___ Extracted entries ___
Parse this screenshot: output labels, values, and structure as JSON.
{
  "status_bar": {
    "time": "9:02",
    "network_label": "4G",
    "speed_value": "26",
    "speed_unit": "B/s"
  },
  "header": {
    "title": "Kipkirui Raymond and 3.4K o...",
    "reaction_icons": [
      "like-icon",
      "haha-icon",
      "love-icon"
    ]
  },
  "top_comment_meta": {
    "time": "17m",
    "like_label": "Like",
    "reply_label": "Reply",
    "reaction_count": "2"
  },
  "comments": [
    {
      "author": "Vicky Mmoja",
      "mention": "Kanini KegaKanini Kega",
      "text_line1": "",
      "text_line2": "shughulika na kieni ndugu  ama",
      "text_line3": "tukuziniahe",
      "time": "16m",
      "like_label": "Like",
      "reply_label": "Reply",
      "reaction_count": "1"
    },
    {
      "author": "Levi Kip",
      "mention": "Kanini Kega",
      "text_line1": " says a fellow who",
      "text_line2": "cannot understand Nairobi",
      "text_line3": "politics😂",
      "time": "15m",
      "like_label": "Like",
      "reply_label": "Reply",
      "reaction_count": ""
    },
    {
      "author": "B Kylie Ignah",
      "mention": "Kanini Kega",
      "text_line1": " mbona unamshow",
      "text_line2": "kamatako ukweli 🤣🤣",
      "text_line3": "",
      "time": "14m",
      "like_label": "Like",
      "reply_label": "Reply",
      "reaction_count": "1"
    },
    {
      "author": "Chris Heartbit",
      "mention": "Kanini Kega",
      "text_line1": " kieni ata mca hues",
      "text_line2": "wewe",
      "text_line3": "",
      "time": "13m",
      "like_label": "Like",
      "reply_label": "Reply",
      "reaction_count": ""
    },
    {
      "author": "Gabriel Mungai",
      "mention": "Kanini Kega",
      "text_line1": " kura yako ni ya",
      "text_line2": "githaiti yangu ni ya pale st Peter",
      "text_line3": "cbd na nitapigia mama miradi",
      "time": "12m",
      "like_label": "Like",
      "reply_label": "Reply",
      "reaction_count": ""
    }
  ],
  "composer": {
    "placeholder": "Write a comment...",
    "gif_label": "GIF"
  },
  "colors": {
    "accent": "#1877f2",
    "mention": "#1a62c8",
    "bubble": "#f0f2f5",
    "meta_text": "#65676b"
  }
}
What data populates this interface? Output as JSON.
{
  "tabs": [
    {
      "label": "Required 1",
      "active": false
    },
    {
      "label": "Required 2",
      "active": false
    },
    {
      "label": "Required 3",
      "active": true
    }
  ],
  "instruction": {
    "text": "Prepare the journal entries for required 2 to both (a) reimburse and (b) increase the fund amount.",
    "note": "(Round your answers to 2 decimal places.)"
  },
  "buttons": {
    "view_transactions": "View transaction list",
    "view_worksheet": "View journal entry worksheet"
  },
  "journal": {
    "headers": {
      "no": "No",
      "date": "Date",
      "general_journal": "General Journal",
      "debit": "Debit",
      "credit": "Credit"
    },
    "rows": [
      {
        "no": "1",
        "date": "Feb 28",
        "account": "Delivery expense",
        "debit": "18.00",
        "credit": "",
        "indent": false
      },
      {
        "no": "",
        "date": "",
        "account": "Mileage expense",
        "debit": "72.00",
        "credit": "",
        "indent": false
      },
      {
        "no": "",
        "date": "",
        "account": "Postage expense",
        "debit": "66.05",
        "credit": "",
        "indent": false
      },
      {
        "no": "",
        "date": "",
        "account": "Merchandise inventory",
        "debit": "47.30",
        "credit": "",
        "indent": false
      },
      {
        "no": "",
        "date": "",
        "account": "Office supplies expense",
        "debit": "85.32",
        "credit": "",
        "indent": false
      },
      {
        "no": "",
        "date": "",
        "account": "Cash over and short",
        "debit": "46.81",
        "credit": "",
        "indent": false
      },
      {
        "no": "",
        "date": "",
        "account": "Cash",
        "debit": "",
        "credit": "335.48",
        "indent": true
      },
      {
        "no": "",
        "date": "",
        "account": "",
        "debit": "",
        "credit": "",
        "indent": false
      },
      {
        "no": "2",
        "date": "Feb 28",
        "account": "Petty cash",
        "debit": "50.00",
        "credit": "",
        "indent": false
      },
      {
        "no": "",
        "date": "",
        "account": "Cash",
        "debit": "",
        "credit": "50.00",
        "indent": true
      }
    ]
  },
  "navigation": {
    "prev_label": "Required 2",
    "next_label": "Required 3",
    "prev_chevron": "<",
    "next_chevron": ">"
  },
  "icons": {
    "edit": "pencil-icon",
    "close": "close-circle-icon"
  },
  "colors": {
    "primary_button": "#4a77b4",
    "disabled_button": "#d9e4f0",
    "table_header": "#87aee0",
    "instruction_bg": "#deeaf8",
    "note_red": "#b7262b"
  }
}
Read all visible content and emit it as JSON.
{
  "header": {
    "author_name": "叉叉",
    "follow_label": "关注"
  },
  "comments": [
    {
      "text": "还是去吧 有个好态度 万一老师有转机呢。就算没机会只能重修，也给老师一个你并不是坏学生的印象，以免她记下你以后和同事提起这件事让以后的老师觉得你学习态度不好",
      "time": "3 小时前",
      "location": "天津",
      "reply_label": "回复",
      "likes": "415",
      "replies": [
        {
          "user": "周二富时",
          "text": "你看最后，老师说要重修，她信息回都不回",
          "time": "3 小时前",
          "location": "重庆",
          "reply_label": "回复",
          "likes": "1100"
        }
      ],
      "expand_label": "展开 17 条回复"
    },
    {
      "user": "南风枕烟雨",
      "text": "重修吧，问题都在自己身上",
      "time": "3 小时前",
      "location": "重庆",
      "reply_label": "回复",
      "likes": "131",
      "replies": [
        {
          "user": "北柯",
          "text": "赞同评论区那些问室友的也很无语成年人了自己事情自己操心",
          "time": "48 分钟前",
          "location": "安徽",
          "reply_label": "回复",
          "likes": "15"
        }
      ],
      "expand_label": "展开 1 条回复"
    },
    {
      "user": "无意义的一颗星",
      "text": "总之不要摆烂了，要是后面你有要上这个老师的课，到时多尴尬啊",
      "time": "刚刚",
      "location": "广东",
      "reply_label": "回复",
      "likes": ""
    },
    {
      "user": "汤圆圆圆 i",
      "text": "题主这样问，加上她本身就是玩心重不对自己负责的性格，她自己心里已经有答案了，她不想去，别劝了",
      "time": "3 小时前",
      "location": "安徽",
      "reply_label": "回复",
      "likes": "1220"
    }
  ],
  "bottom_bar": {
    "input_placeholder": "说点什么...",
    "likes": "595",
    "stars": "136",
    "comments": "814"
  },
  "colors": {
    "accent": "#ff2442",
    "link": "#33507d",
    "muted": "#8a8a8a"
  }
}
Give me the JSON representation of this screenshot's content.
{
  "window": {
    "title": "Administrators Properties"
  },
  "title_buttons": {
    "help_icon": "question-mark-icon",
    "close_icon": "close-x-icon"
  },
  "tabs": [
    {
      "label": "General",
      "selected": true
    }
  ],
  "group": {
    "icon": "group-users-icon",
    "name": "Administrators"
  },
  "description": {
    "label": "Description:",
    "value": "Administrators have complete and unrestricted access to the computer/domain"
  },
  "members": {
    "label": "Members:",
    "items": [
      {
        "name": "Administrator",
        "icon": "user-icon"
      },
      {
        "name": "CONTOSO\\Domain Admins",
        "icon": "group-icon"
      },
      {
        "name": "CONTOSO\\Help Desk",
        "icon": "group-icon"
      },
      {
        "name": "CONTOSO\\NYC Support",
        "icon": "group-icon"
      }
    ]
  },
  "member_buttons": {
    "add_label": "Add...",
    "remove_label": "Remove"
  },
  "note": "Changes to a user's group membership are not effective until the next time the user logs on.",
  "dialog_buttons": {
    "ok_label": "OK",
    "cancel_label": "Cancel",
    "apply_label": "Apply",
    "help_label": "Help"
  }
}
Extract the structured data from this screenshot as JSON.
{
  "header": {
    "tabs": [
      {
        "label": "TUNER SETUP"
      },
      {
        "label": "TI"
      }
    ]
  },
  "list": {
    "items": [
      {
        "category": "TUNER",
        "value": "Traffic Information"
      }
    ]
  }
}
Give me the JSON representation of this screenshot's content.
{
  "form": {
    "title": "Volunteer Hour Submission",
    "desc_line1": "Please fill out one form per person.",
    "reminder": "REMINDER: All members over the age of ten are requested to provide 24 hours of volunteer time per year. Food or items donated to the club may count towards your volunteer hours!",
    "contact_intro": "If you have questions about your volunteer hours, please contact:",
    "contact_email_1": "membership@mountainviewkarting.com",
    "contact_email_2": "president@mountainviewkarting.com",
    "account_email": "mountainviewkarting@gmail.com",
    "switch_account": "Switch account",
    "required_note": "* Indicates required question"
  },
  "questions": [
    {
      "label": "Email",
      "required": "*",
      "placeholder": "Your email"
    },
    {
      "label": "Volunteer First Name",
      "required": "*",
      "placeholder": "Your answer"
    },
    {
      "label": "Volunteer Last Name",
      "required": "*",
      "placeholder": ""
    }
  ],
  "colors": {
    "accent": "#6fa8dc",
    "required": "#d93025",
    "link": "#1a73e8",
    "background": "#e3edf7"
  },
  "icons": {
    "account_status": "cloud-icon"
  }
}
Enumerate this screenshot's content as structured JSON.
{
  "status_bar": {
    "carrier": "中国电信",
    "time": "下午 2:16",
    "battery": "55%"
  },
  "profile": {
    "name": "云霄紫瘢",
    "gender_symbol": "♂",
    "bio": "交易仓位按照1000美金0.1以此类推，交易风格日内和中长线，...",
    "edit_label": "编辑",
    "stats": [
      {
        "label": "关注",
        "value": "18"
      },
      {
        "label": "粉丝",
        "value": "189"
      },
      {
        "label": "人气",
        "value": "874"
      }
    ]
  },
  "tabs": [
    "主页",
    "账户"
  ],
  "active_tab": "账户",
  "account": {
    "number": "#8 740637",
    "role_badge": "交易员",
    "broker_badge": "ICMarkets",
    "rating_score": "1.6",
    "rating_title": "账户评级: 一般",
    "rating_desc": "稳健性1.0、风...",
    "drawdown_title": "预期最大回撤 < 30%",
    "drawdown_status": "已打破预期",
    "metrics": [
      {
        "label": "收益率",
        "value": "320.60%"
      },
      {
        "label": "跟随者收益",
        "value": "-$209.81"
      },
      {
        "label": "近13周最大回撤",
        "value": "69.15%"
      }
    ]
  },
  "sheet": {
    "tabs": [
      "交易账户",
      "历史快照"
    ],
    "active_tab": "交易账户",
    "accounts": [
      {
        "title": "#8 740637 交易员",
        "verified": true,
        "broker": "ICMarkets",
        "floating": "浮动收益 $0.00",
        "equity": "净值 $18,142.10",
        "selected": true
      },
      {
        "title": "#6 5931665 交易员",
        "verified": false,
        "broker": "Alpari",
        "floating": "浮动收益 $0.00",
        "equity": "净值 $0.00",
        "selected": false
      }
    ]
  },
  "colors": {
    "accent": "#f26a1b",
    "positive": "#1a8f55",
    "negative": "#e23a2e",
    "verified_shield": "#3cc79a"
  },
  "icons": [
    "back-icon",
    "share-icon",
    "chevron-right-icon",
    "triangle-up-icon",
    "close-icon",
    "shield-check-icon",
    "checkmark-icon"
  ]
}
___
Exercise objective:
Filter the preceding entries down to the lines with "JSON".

Answer area:
Parse this screenshot: output labels, values, and structure as JSON.
What data populates this interface? Output as JSON.
Read all visible content and emit it as JSON.
Give me the JSON representation of this screenshot's content.
Extract the structured data from this screenshot as JSON.
Give me the JSON representation of this screenshot's content.
Enumerate this screenshot's content as structured JSON.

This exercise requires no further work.